In the material below, find each line with the string "value" and copy it.

┏━━

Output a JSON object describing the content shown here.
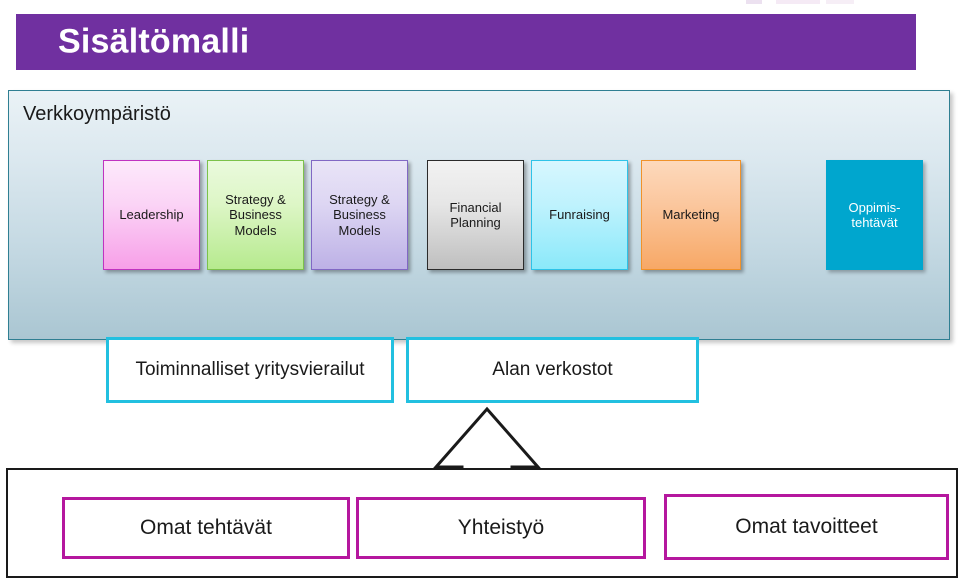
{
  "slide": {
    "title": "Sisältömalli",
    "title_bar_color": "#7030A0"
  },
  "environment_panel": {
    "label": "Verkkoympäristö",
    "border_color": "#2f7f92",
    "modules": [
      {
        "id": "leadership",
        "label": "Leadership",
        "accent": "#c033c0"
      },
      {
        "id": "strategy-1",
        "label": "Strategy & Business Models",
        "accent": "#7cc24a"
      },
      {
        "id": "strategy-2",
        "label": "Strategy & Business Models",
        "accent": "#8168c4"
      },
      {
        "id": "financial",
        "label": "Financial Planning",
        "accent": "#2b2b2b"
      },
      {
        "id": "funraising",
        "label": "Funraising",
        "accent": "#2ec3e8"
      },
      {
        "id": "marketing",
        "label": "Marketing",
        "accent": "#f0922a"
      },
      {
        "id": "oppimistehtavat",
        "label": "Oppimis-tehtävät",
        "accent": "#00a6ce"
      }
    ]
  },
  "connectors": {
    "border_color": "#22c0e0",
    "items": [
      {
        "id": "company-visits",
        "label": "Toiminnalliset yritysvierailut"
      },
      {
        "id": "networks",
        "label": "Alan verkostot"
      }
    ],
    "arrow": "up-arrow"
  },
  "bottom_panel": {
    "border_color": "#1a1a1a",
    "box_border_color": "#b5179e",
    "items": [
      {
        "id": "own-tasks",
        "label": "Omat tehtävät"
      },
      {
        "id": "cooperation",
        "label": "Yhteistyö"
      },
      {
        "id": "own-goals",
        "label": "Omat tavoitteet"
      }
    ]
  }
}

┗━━
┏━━

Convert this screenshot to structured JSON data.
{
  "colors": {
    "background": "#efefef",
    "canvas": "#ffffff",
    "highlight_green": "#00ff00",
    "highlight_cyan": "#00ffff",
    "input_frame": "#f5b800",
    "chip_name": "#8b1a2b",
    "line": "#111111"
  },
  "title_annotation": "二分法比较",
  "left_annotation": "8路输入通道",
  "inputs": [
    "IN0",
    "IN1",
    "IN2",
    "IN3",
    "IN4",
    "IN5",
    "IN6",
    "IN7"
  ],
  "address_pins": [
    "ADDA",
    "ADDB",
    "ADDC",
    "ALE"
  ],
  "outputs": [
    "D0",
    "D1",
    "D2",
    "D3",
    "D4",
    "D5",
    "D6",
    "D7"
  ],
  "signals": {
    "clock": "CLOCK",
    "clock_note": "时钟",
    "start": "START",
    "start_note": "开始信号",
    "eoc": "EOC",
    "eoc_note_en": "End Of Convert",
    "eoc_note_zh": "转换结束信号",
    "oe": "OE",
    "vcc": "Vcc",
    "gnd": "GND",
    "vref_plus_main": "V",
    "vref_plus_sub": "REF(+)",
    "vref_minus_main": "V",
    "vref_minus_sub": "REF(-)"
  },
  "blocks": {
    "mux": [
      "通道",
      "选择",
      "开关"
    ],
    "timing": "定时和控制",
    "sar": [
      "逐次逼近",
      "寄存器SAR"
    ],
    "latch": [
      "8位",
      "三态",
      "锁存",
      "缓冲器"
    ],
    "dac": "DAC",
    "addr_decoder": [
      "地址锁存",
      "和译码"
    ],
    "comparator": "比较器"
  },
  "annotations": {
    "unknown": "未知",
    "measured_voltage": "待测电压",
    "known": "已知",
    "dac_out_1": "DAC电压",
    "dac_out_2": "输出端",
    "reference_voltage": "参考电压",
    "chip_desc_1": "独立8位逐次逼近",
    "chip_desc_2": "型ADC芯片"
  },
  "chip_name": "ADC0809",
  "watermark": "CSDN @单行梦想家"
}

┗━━
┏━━

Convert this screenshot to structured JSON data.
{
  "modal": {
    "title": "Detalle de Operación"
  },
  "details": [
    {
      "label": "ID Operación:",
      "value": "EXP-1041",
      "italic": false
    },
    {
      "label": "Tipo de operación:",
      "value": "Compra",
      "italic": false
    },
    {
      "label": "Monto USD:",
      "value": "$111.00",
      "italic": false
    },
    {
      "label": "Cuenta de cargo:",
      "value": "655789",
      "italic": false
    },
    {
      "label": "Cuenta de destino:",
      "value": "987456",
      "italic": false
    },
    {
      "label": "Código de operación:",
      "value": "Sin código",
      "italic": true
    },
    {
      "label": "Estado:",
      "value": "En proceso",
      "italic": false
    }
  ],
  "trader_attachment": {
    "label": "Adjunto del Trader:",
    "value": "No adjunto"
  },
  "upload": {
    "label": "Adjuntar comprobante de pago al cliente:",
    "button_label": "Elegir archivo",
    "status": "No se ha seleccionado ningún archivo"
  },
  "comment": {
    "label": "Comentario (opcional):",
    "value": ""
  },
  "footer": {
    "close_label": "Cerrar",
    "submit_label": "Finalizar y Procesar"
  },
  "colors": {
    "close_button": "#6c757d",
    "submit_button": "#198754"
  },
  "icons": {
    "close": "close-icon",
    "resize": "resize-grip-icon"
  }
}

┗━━

### Answer section
      "value": "EXP-1041",
      "value": "Compra",
      "value": "$111.00",
      "value": "655789",
      "value": "987456",
      "value": "Sin código",
      "value": "En proceso",
    "value": "No adjunto"
    "value": ""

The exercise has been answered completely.